I swear that title isn’t intended to see how many plays on words I could cram into one post. Yes, I’m talking about the original Star Wars movie, the one we (I) saw back in 1977. Sometimes it’s called Episode IV. And sometimes it’s called A New Hope. I just knew it as Star Wars. And the next generation reference, I promise you, has nothing to do with Star Trek. It has to do with my son.
I have some pretty strong opinions about what movies I let my son watch. I am admittedly very nostalgic so I tend to gravitate towards movies that I loved as a kid. I also hope he’ll like them. Most of the Disney movies have been hits with him: 101 Dalmatians (although he doesn’t like to be alone with Cruelle De Ville), Snow White, Sleeping Beauty, Robin Hood.
As I’m watching some of these classics, their age becomes immediately apparent to me. Snow White was made back in the 1930s and you can tell by watching it. The animation is not as fluid as we’re used to and the quality is lower. Watching Robin Hood, it’s pretty obvious that this was a 1970s flick. The style, the mannerisms, the moustaches. Yep. It’s a 70s flick.
So how would a 1977 classic that I absolutely adored as a kid translate to my 4 year old son?
I don’t remember when we started talking about Star Wars with my son. Perhaps it was when we started really perusing the toy aisles. It amazes me that after all these years, Star Wars merchandising is still going strong. He was immediately drawn to Darth Vader, even though he knew he was the bad guy. And he pleaded for a red light saber.
At Christmas time, Santa brought him a red light saber that lights up and makes the appropriate swishing sounds when you “fight.” I even thought enough to get him a blue light saber for his birthday a month later so that he could fight his friends when they came over. I was saddened to find that the blue light saber was not actually a “light” saber since it didn’t light up on make noise. Oh well. That was one was for his friends anyway.
We had even more exposure to Star Wars on a recent Disney vacation including a stop at Disney’s Hollywood Studios. We got to watch a live Jedi training session and see young boys (and a girl) learn to fight and defeat the evil lord Darth Vader. My son was mesmerized. Terrified, but mesmerized. (Side note: I also got a really cool Star Wars hat there.)
When we returned from the trip, I would get a few questions here and there about Darth Vader. And then I thought it might be time. It might be time to introduce my son to Star Wars. I made a trip to the cheapest movie spot I know: BJs (yes, that BJs).
Then came my dilemma. BJs had two trilogies for sale.
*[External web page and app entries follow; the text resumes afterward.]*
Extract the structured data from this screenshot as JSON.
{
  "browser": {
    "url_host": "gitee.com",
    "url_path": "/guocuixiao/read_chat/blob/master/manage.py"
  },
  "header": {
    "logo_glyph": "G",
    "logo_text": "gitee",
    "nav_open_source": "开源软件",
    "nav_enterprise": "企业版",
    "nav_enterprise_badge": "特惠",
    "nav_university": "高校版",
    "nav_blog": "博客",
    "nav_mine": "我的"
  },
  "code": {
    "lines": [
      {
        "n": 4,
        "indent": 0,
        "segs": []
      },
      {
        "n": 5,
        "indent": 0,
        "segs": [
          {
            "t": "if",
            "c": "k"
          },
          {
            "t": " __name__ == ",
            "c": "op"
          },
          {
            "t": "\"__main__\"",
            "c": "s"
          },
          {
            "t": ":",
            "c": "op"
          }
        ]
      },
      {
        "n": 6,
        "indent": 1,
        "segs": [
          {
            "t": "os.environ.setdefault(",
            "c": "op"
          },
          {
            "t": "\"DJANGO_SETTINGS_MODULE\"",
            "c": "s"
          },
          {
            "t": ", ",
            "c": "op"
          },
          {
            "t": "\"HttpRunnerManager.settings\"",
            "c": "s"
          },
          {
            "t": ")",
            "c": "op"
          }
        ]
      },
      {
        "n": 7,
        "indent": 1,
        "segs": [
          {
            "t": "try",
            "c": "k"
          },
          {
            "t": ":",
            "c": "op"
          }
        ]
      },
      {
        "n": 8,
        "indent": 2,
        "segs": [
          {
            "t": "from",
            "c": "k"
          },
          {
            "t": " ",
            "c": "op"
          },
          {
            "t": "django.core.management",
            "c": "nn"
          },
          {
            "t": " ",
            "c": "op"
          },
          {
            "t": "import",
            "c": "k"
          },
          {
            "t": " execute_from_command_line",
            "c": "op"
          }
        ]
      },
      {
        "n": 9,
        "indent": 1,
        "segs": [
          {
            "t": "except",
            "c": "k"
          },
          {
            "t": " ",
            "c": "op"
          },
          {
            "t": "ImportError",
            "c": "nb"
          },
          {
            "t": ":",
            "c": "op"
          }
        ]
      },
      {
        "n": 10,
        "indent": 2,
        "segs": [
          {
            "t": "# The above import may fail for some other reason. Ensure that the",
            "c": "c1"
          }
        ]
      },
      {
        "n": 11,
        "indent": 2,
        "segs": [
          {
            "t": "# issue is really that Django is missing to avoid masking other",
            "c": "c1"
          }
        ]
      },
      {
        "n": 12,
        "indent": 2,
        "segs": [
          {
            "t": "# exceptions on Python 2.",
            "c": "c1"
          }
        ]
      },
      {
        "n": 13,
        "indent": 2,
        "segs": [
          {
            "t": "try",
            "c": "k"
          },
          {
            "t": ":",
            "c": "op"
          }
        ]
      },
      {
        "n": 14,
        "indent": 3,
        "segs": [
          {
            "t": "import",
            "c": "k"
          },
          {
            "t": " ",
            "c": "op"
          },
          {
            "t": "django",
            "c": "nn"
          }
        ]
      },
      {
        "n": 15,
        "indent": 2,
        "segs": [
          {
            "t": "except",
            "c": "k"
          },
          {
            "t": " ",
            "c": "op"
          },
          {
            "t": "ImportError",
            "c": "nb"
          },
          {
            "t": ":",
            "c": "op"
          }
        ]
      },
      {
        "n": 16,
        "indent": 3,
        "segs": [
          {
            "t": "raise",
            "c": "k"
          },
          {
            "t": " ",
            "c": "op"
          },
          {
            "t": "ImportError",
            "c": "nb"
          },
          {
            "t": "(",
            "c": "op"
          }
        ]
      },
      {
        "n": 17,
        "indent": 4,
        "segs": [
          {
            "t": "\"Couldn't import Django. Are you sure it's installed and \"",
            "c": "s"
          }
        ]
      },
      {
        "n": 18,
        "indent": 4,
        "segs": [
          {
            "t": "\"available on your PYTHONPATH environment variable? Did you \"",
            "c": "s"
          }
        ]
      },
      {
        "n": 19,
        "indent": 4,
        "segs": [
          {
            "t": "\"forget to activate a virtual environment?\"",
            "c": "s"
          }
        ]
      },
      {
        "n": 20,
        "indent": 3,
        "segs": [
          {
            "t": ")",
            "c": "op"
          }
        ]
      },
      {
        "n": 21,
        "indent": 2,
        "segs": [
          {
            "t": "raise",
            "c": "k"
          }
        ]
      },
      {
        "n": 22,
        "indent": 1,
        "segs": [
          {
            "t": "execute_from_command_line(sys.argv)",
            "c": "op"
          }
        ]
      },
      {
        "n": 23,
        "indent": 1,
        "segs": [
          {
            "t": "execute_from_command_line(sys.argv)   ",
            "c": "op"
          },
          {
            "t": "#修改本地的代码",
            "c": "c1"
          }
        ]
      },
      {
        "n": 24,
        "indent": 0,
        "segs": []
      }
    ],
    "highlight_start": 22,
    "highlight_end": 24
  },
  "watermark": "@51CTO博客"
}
The original Star Wars, or what they refer to as Episodes IV, V, and VI. Or the prequel, known as Episodes I, II, and III. I, of course, am totally partial to the original. Plus, I only saw the first movie of the prequel and was so nauseated by Jar Jar Binks, I had no interest in the remaining movies.
But it’s a prequel. Would it make sense to show everything in chronological order? Or would I have to explain in the near future how Luke Skywalker is the son of Darth Vader but Darth Vader is really Anakin Skywalker, the little boy in the prequel, who grows up to become the father of Luke Skywalker. (Oh sorry, I probably should have said SPOILER ALERT).
And then there was the whole issue of low-tech vs. high-tech. Would he be okay watching the highly animated prequel trilogy only to be severely disappointed by the plastic models posing as tie fighters in the original trilogy?
I made an adult decision. I decided I wanted to see the originals and I’m glad I did. We watched Star Wars together on the condition that his 4 year old brain was only allowed to ask a limited number of questions and that we would stop the movie if there was something pressing he needed to ask.
It actually wasn’t until today that I realized we watched the wrong disc. We watched the original theatrical version instead of the new, reformatted, digitally enhanced version. We went super low-tech and didn’t even know it. But we both loved it. And it turns out that after all these years, I never really knew what the storyline was, other than good vs. evil. I actually really liked the movie.
The best part? I was able to share some of my childhood with my son and despite all the bells and whistles, he now prefers his blue light saber. You know, the same one as Luke Skywalker. The downside? He wanted to know why his light saber didn’t come with “the force.” I’m currently looking into that.